§ **ENTRIES PROVIDED**:
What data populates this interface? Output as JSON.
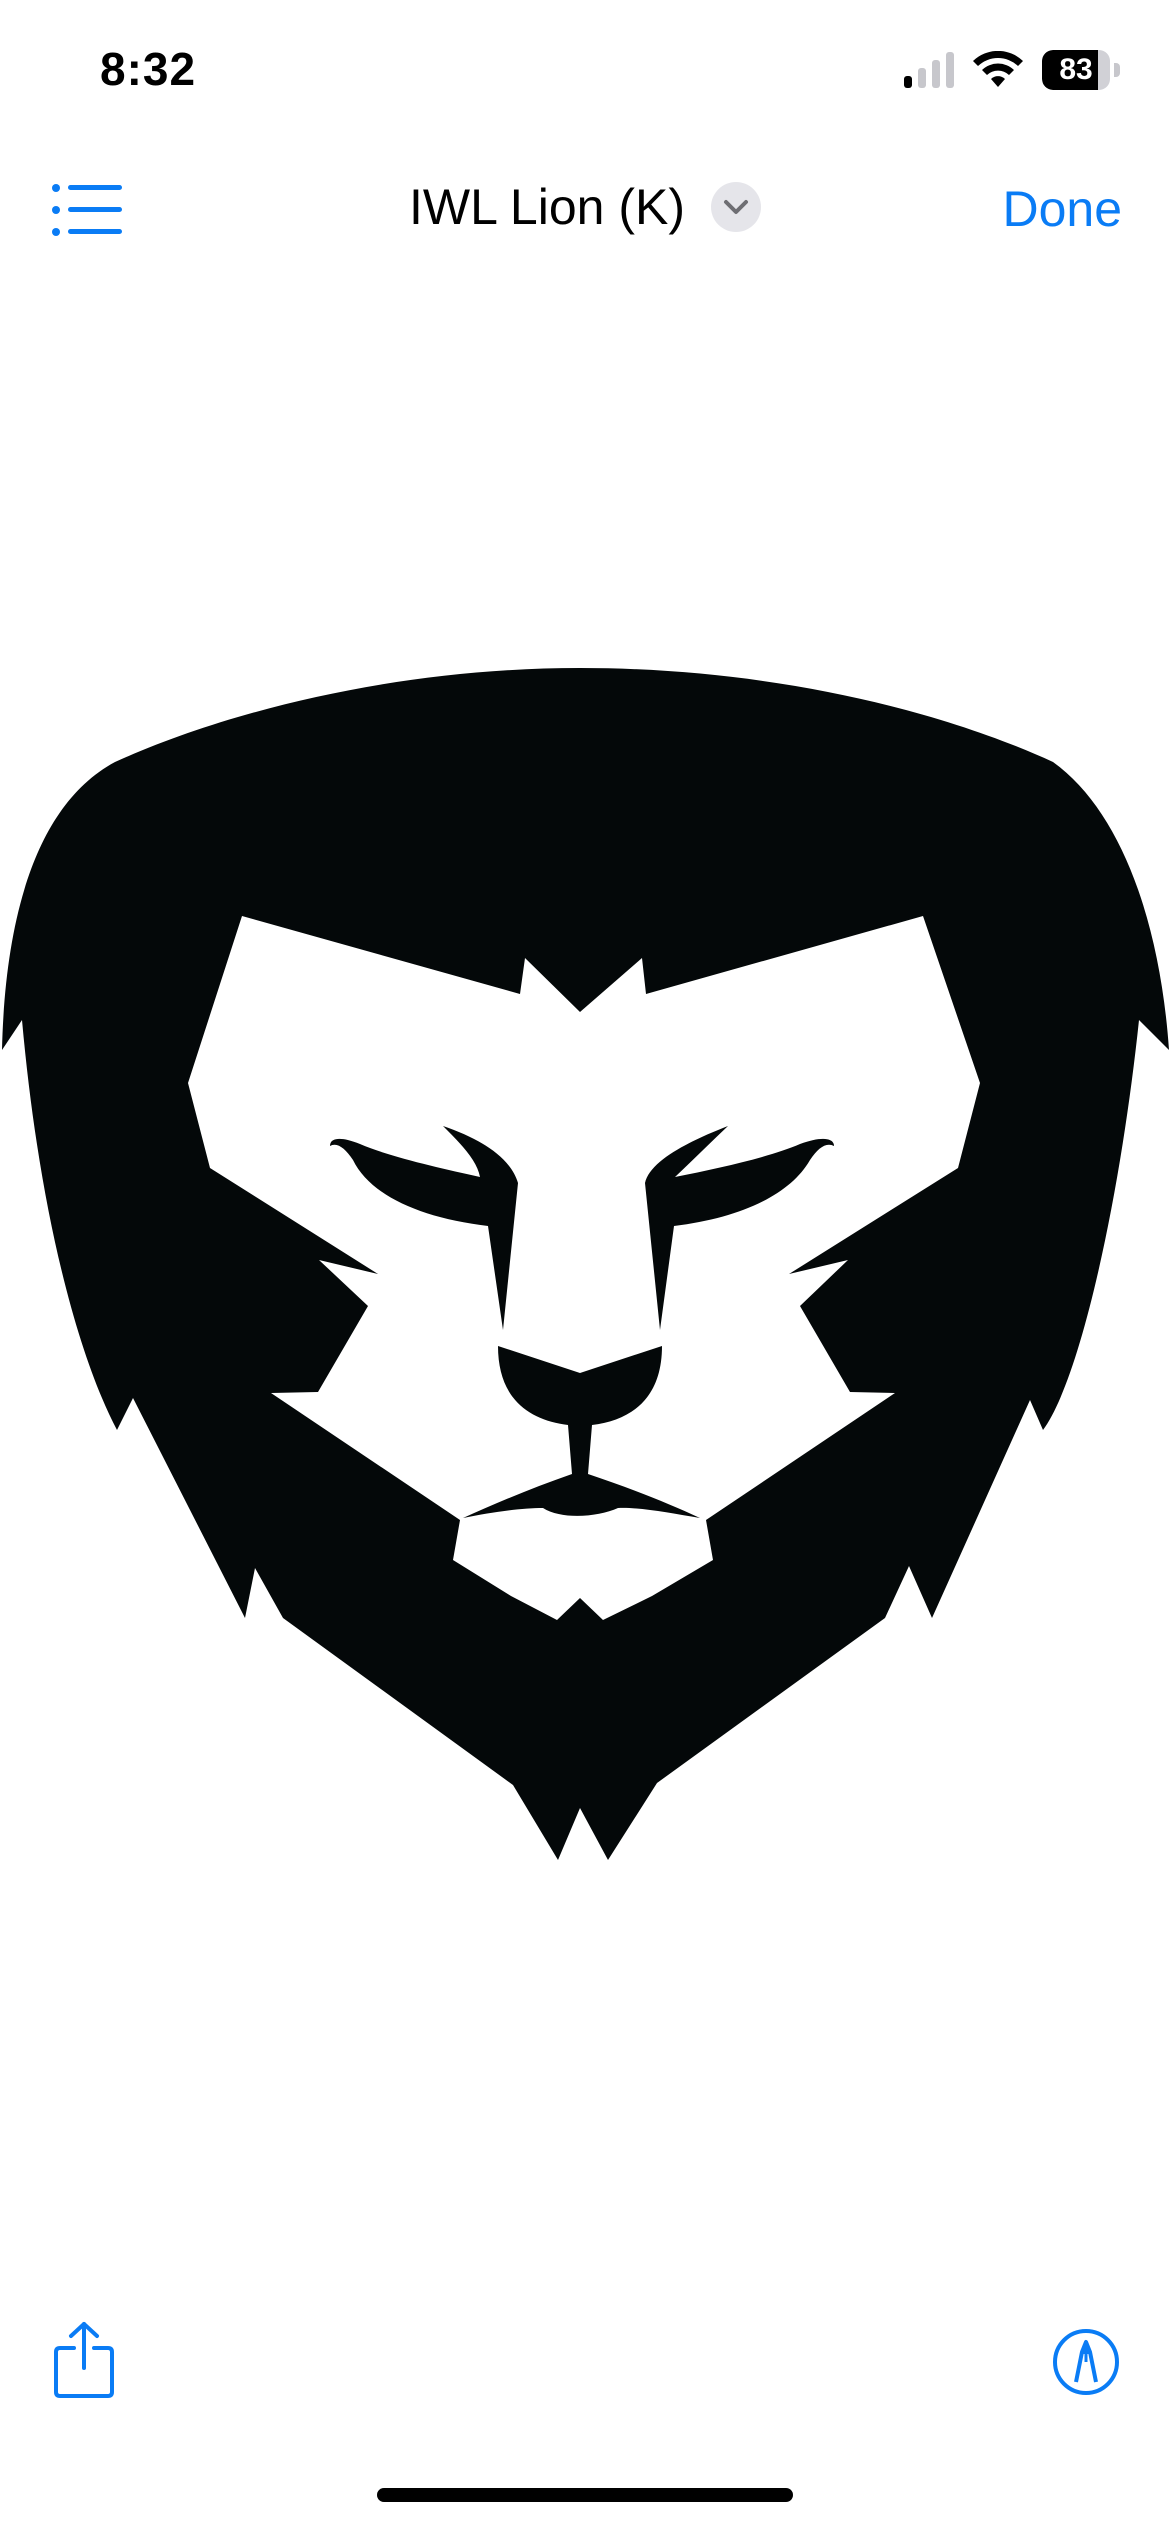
{
  "status_bar": {
    "time": "8:32",
    "signal_bars_active": 1,
    "signal_bars_total": 4,
    "battery_level": 83,
    "battery_text": "83"
  },
  "nav": {
    "title": "IWL Lion (K)",
    "done_label": "Done",
    "left_icon": "list-icon",
    "title_icon": "chevron-down-icon"
  },
  "content": {
    "image": "lion-head-logo"
  },
  "toolbar": {
    "left_icon": "share-icon",
    "right_icon": "markup-icon"
  },
  "colors": {
    "accent": "#0a7cf5",
    "logo": "#040809",
    "background": "#ffffff"
  }
}
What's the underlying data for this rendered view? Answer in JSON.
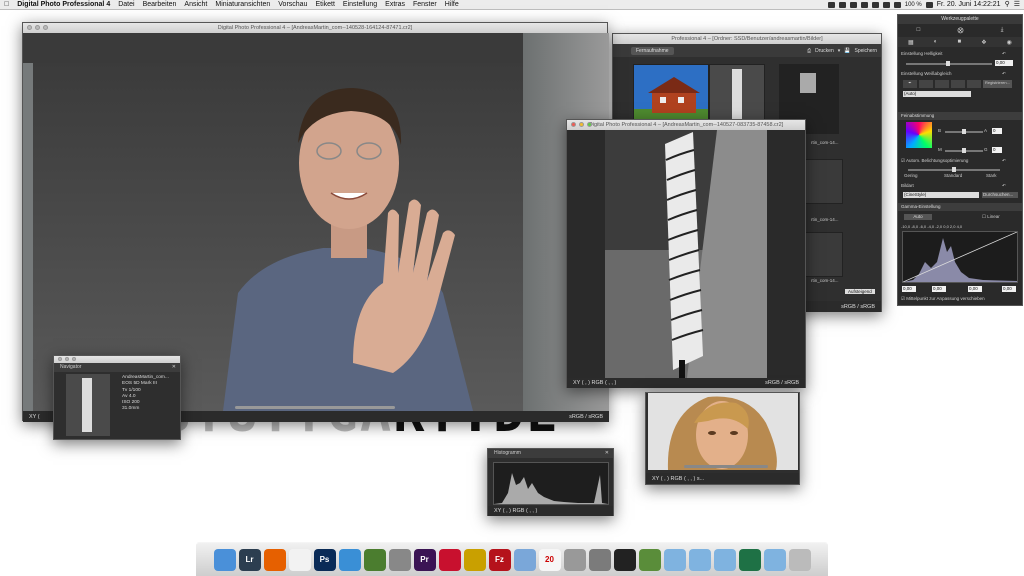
{
  "menubar": {
    "app_name": "Digital Photo Professional 4",
    "items": [
      "Datei",
      "Bearbeiten",
      "Ansicht",
      "Miniaturansichten",
      "Vorschau",
      "Etikett",
      "Einstellung",
      "Extras",
      "Fenster",
      "Hilfe"
    ],
    "battery": "100 %",
    "clock": "Fr. 20. Juni  14:22:21"
  },
  "backdrop_text": {
    "faded": "STUTTGA",
    "dark": "RT.DE"
  },
  "main_window": {
    "title": "Digital Photo Professional 4 – [AndreasMartin_com--140528-164124-87471.cr2]",
    "status_left": "XY (",
    "status_right": "sRGB / sRGB"
  },
  "browser_window": {
    "title": "Professional 4 – [Ordner: SSD/Benutzer/andreasmartin/Bilder]",
    "fernaufnahme": "Fernaufnahme",
    "drucken": "Drucken",
    "speichern": "Speichern",
    "thumb_caption1": "rtin_com-14...",
    "thumb_caption2": "rtin_com-14...",
    "thumb_caption3": "rtin_com-14...",
    "aufsteigend": "Aufsteigend",
    "status_right": "sRGB / sRGB"
  },
  "preview_window": {
    "title": "Digital Photo Professional 4 – [AndreasMartin_com--140527-083735-87458.cr2]",
    "status_left": "XY (       ,        )  RGB (       ,        ,        )",
    "status_right": "sRGB / sRGB"
  },
  "navigator": {
    "title": "Navigator",
    "close": "✕",
    "info": [
      "AndreasMartin_com...",
      "EOS 5D Mark III",
      "Tv 1/100",
      "Av 4.0",
      "ISO 200",
      "31.0mm"
    ]
  },
  "histogram_window": {
    "title": "Histogramm",
    "close": "✕",
    "status": "XY (       ,       )  RGB (       ,       ,       )"
  },
  "woman_window": {
    "status": "XY (       ,       )  RGB (       ,       ,       )  s..."
  },
  "palette": {
    "title": "Werkzeugpalette",
    "helligkeit": "Einstellung Helligkeit",
    "helligkeit_value": "0,00",
    "weissabgleich": "Einstellung Weißabgleich",
    "registrieren": "Registrieren...",
    "auto": "(Auto)",
    "feinabstimmung": "Feinabstimmung",
    "b_label": "B",
    "a_label": "A",
    "m_label": "M",
    "g_label": "G",
    "b_value": "0",
    "g_value": "0",
    "auto_belichtung": "Autom. Belichtungsoptimierung",
    "gering": "Gering",
    "standard": "Standard",
    "stark": "Stark",
    "bildart": "Bildart",
    "bildart_value": "(CineStyle)",
    "durchsuchen": "Durchsuchen...",
    "gamma": "Gamma-Einstellung",
    "auto_btn": "Auto",
    "linear": "Linear",
    "scale": "-10,0 -8,0 -6,0 -4,0 -2,0  0,0  2,0  4,0",
    "v1": "0,00",
    "v2": "0,00",
    "v3": "0,00",
    "v4": "0,00",
    "mittelpunkt": "Mittelpunkt zur Anpassung verschieben"
  },
  "dock": {
    "icons": [
      {
        "name": "finder-icon",
        "label": "",
        "color": "#4a90d9"
      },
      {
        "name": "lightroom-icon",
        "label": "Lr",
        "color": "#2c3e50"
      },
      {
        "name": "firefox-icon",
        "label": "",
        "color": "#e66000"
      },
      {
        "name": "document-icon",
        "label": "",
        "color": "#f2f2f2"
      },
      {
        "name": "photoshop-icon",
        "label": "Ps",
        "color": "#0a2b57"
      },
      {
        "name": "safari-icon",
        "label": "",
        "color": "#3a8fd6"
      },
      {
        "name": "sync-icon",
        "label": "",
        "color": "#4b7d2f"
      },
      {
        "name": "keyboard-icon",
        "label": "",
        "color": "#888"
      },
      {
        "name": "premiere-icon",
        "label": "Pr",
        "color": "#3b1454"
      },
      {
        "name": "acrobat-icon",
        "label": "",
        "color": "#c8102e"
      },
      {
        "name": "ftp-icon",
        "label": "",
        "color": "#c9a000"
      },
      {
        "name": "filezilla-icon",
        "label": "Fz",
        "color": "#b5121b"
      },
      {
        "name": "preview-icon",
        "label": "",
        "color": "#7aa7d9"
      },
      {
        "name": "calendar-icon",
        "label": "20",
        "color": "#f6f6f6"
      },
      {
        "name": "calculator-icon",
        "label": "",
        "color": "#999"
      },
      {
        "name": "system-preferences-icon",
        "label": "",
        "color": "#7b7b7b"
      },
      {
        "name": "camera-icon",
        "label": "",
        "color": "#222"
      },
      {
        "name": "brush-icon",
        "label": "",
        "color": "#5a8d3a"
      },
      {
        "name": "folder-icon",
        "label": "",
        "color": "#7fb3e0"
      },
      {
        "name": "downloads-folder-icon",
        "label": "",
        "color": "#7fb3e0"
      },
      {
        "name": "folder-icon-2",
        "label": "",
        "color": "#7fb3e0"
      },
      {
        "name": "excel-icon",
        "label": "",
        "color": "#1e7145"
      },
      {
        "name": "folder-icon-3",
        "label": "",
        "color": "#7fb3e0"
      },
      {
        "name": "trash-icon",
        "label": "",
        "color": "#bbb"
      }
    ]
  }
}
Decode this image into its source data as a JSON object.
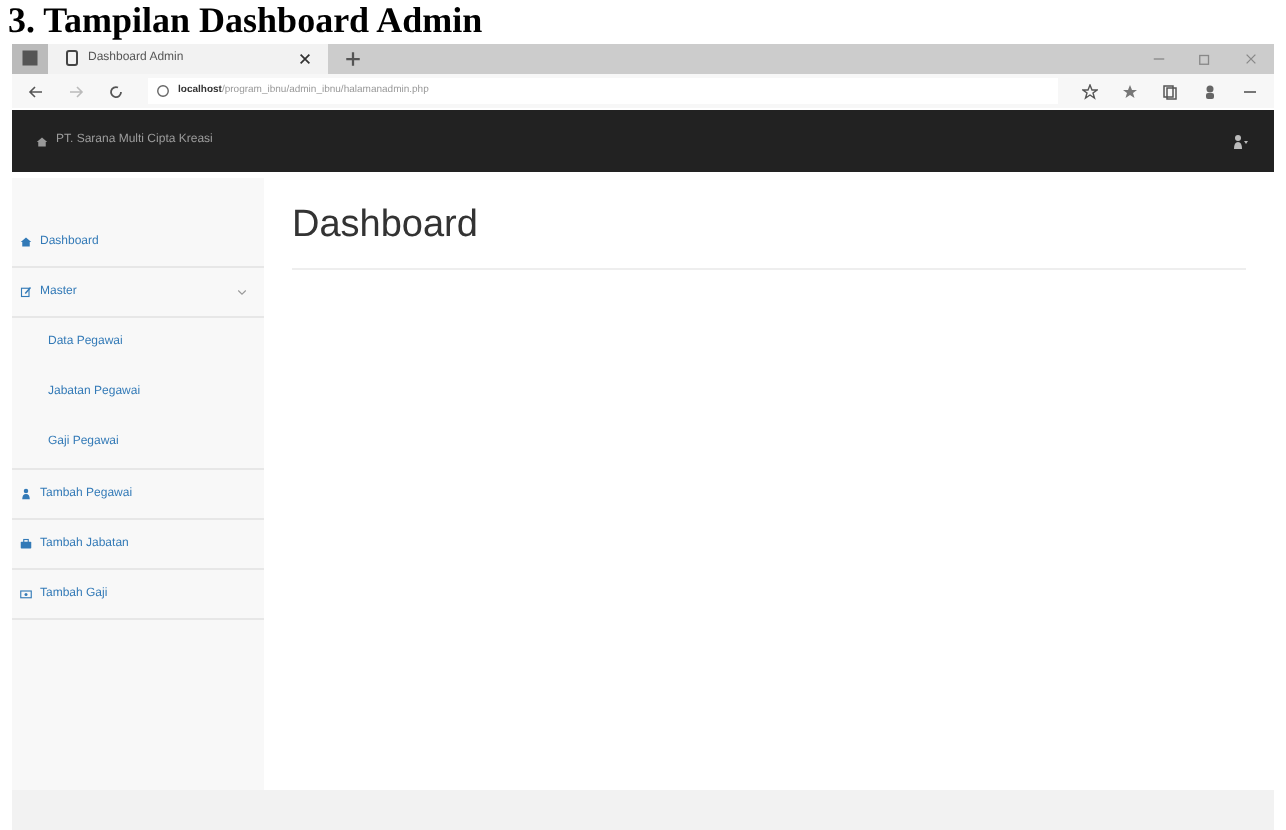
{
  "doc_heading": "3. Tampilan Dashboard Admin",
  "browser": {
    "tab_title": "Dashboard Admin",
    "url_host": "localhost",
    "url_path": "/program_ibnu/admin_ibnu/halamanadmin.php"
  },
  "navbar": {
    "brand": "PT. Sarana Multi Cipta Kreasi"
  },
  "sidebar": {
    "items": [
      {
        "label": "Dashboard"
      },
      {
        "label": "Master",
        "expanded": true,
        "children": [
          {
            "label": "Data Pegawai"
          },
          {
            "label": "Jabatan Pegawai"
          },
          {
            "label": "Gaji Pegawai"
          }
        ]
      },
      {
        "label": "Tambah Pegawai"
      },
      {
        "label": "Tambah Jabatan"
      },
      {
        "label": "Tambah Gaji"
      }
    ]
  },
  "page_title": "Dashboard"
}
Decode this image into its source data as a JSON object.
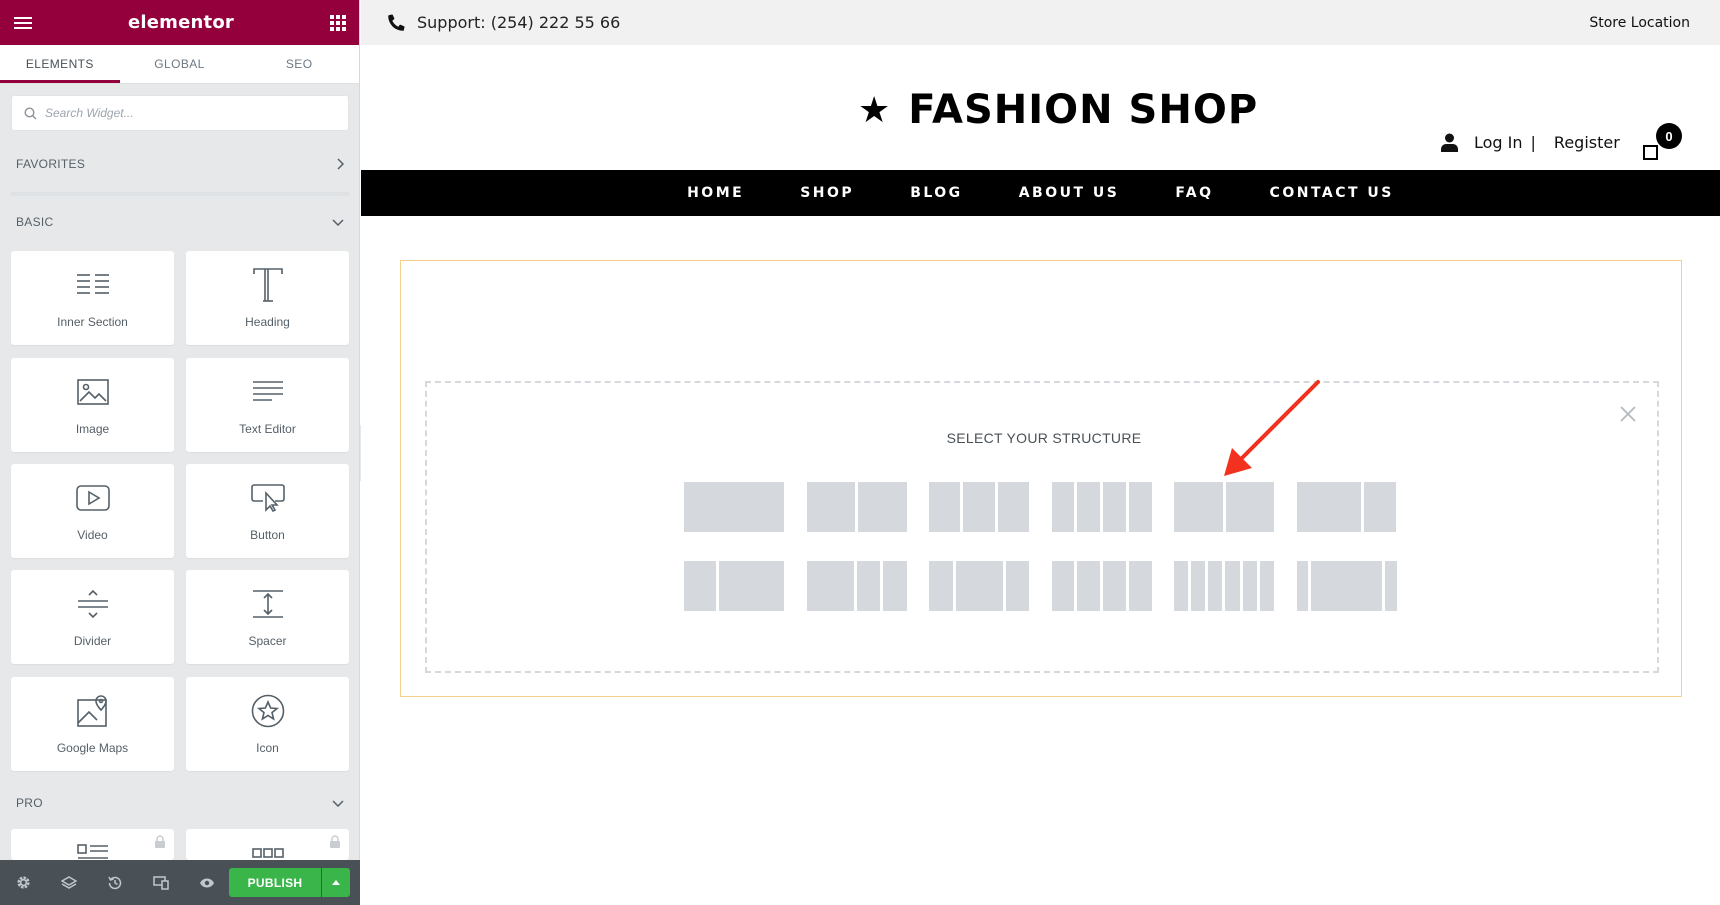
{
  "panel": {
    "brand": "elementor",
    "tabs": [
      {
        "label": "ELEMENTS"
      },
      {
        "label": "GLOBAL"
      },
      {
        "label": "SEO"
      }
    ],
    "search_placeholder": "Search Widget...",
    "categories": {
      "favorites": "FAVORITES",
      "basic": "BASIC",
      "pro": "PRO"
    },
    "widgets": [
      {
        "label": "Inner Section",
        "icon": "inner-section-icon"
      },
      {
        "label": "Heading",
        "icon": "heading-icon"
      },
      {
        "label": "Image",
        "icon": "image-icon"
      },
      {
        "label": "Text Editor",
        "icon": "text-editor-icon"
      },
      {
        "label": "Video",
        "icon": "video-icon"
      },
      {
        "label": "Button",
        "icon": "button-icon"
      },
      {
        "label": "Divider",
        "icon": "divider-icon"
      },
      {
        "label": "Spacer",
        "icon": "spacer-icon"
      },
      {
        "label": "Google Maps",
        "icon": "google-maps-icon"
      },
      {
        "label": "Icon",
        "icon": "star-icon"
      }
    ],
    "footer": {
      "publish_label": "PUBLISH"
    },
    "colors": {
      "brand": "#93003c",
      "publish": "#39b54a",
      "footer": "#495157"
    }
  },
  "site": {
    "topbar": {
      "support": "Support: (254) 222 55 66",
      "store_location": "Store Location"
    },
    "logo_text": "FASHION SHOP",
    "account": {
      "login": "Log In",
      "separator": "|",
      "register": "Register"
    },
    "cart_count": "0",
    "nav": [
      "HOME",
      "SHOP",
      "BLOG",
      "ABOUT US",
      "FAQ",
      "CONTACT US"
    ]
  },
  "structure_selector": {
    "title": "SELECT YOUR STRUCTURE",
    "presets_row1": [
      [
        1
      ],
      [
        1,
        1
      ],
      [
        1,
        1,
        1
      ],
      [
        1,
        1,
        1,
        1
      ],
      [
        1,
        1
      ],
      [
        2,
        1
      ]
    ],
    "presets_row2": [
      [
        1,
        2
      ],
      [
        2,
        1,
        1
      ],
      [
        1,
        2,
        1
      ],
      [
        1,
        1,
        1,
        1
      ],
      [
        1,
        1,
        1,
        1,
        1,
        1
      ],
      [
        1,
        6,
        1
      ]
    ]
  }
}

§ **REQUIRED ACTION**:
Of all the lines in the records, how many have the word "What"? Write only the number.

§ **SOLVED EXERCISE**:
2